How do you start? Start with the owners. Convince them of the benefits of a modular approach. Then, make sure architects are aware of the possibilities of prefabricated modules. Introduce architects to engineers who have worked with prefabricated modules as well as to the manufacturers of these modules. Have them tour the plant and other projects that are using prefabricated modules. Prefabricated modules often can only be used in a project if they are designed and included from the start. This is a crucial point in the entire value chain – make sure the use of prefabricated modules is explored early in the process so that your options are not limited right from the start of the project.


Get the engineers involved in designing the modules. With the right materials and design, it is often possible to use lighter materials that are more easily transported and installed. Engineers are in the best position to extol the structural benefits of modules manufactured to precise tolerances in controlled environments. Walls, roofs, floors, concrete spans, superstructures – all of these are being prefabricated, and engineers are in the best place to evaluate their applicability to specific projects.


Early collaboration between engineers and architects allows for the highest chance that significant cost and schedule savings will be derived from prefabricated modules. Architects and engineers need to be evangelists and extol the virtues of using prefabricated modules with both the owners and with the other parties involved in project delivery. The more architects and engineers are convinced of the benefits, the more likely it is that owners will be comfortable using prefabricated materials and contractors will embrace new installation methods and new project delivery schedules. Architects and engineers will need to take on a greater coordination role in the overall construction process. Since the design and material choices must be made early, with little room for adjustment at later points in the process, and because these choices will dictate how and when much of the sub-sequent manufacturing and installation work will take place, engineers and architects need to bring all parties together early in the process to get buy-in and alignment around these choices. Finally, engineers and architects will need to design projects and systems as they have always done, but also will need to broaden their role to evaluate and integrate components, modules and materials designed and manufactured by others.

 


Where architects and engineers are interested in the overall design and the best application of materials, contractors and construction managers are interested in project delivery – time and money. In fact, contractors and construction managers are probably in the best position to benefit from the use of prefabricated modules. Since manufactured modules do not lend themselves well to construction site modification, they have to be conceived well and designed and manufactured to tight tolerances. In many cases, this requires additional design time and expense to ensure that modules are designed and fabricated correctly. The big payoff of this early effort is often realized in the concurrent work that can be accomplished at the construction site while the modules are being fabricated at a nearby facility. This concurrent work, coupled with the ability to erect and connect modules on-site in an expedited manner, leads to signifi cant schedule compression. Contractors who use a modular approach to construction can also save significant costs associated with site labor and equipment rental.  

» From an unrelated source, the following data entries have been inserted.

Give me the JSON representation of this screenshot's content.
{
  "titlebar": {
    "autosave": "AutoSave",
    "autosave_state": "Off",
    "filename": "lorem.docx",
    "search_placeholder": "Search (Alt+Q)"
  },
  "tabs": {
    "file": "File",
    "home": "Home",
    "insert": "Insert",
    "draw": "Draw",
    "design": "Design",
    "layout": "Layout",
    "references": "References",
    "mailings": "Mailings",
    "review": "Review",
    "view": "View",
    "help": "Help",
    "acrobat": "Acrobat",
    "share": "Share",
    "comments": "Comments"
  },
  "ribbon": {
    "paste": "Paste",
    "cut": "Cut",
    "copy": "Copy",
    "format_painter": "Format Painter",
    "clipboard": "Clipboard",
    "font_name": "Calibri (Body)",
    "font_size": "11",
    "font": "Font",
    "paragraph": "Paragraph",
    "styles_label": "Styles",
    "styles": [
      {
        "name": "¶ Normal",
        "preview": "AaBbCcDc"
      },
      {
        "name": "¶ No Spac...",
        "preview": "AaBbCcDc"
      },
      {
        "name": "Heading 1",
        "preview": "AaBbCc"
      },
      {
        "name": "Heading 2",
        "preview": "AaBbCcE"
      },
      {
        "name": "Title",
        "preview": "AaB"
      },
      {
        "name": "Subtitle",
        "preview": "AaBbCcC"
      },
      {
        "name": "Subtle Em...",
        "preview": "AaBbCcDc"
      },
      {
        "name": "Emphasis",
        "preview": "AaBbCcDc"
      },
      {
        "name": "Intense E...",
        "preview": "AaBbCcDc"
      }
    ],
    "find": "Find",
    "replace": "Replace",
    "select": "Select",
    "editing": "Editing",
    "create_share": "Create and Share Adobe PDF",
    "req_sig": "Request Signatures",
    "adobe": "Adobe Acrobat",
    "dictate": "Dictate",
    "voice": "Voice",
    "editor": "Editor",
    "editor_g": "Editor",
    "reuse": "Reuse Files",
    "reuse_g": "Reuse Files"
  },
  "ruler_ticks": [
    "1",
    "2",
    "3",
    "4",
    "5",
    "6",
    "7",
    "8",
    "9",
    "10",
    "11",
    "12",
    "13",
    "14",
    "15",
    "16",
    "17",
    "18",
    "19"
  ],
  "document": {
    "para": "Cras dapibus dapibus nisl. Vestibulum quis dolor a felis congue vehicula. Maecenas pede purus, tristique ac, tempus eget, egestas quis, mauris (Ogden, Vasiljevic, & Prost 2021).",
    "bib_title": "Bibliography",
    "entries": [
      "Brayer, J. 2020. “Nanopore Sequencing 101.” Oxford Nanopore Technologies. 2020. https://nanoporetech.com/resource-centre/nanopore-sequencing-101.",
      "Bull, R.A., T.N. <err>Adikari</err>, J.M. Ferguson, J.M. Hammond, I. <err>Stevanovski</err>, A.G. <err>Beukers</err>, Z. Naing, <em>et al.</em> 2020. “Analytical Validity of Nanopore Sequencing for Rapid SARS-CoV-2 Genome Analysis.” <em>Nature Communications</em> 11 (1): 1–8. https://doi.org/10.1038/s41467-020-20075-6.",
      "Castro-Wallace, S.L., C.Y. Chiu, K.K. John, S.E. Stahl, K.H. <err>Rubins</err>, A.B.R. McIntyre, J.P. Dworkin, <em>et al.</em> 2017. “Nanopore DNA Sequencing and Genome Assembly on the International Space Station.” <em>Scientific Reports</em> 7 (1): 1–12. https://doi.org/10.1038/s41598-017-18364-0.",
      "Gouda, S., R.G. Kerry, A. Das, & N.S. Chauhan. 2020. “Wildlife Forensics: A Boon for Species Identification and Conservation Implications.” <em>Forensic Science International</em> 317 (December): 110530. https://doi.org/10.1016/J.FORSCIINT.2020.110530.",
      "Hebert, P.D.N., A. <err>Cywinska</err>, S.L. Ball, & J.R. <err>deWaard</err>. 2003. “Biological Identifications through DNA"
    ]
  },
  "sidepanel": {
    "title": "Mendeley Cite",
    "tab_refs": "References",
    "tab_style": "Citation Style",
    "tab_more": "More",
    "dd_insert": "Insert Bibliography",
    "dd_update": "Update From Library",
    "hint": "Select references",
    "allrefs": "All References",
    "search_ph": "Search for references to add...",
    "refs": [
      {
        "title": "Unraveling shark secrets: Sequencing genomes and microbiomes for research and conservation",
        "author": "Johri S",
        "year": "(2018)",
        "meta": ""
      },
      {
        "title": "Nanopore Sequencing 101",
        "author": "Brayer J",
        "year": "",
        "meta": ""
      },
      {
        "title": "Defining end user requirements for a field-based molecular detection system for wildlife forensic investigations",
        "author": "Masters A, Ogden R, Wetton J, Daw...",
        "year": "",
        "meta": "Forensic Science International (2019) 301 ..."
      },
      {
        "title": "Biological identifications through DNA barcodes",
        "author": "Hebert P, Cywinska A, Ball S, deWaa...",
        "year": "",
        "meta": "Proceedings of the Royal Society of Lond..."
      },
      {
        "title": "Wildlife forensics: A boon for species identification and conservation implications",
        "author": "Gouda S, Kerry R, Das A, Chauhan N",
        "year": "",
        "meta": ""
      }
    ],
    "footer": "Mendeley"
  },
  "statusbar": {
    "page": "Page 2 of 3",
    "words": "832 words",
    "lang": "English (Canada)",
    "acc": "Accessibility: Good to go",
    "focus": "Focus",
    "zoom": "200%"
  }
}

Perhaps more than other contractors, specialty contractors have already embraced prefabrication for mechanical and electrical systems. Their experience base can help them to remain competitive and differentiate themselves from competitors who are not using prefabricated components. In addition, specialty contractors can help speed the adoption of prefabricated modular methodologies in other parts of the project, by being vocal about the benefits they have experienced with prefabricated systems. Said another way, their positive experiences with prefabrication and modularization in the context of mechanical and electrical systems can help shape the way owners, general contractors and construction managers implement prefabricated components in the broader project context.


Contractors should work to gain experience with prefabrication and modular construction. Small jobs lead to bigger jobs. Familiarity and experience with the use of modular construction will allow contractors to build the advantages of these approaches into their bids and allow them to incorporate the benefits into schedule and pre-construction planning sessions. Time and money. A project delivered faster through the use of prefabricated modules is not exposed to as many weather delays, can be of higher quality, can result in significantly less construction waste, and can allow the ultimate owner to begin utilizing the project sooner.

 

 

Source: FMI Corporation

Keyword:

CONTACT US

Tel  |  86-010-88082316

Email   |  aliciachn@outlook.com 

 

 

BuildTech Corporation

China Building Materials Building, No. 11

Sanlihe Road, Haidian

Message

Please leave us a message, we will be at your service.

Username used for comment:
Customer message
Description:
Online customer service
Customer service hotline
400-000-000 400-000-000
Service time:
6:00 - 21:30
Customer service group:
在线客服
WhatsApp:
Skype:
WhatsApp:

BuildTech Corporation © All Rights Reserved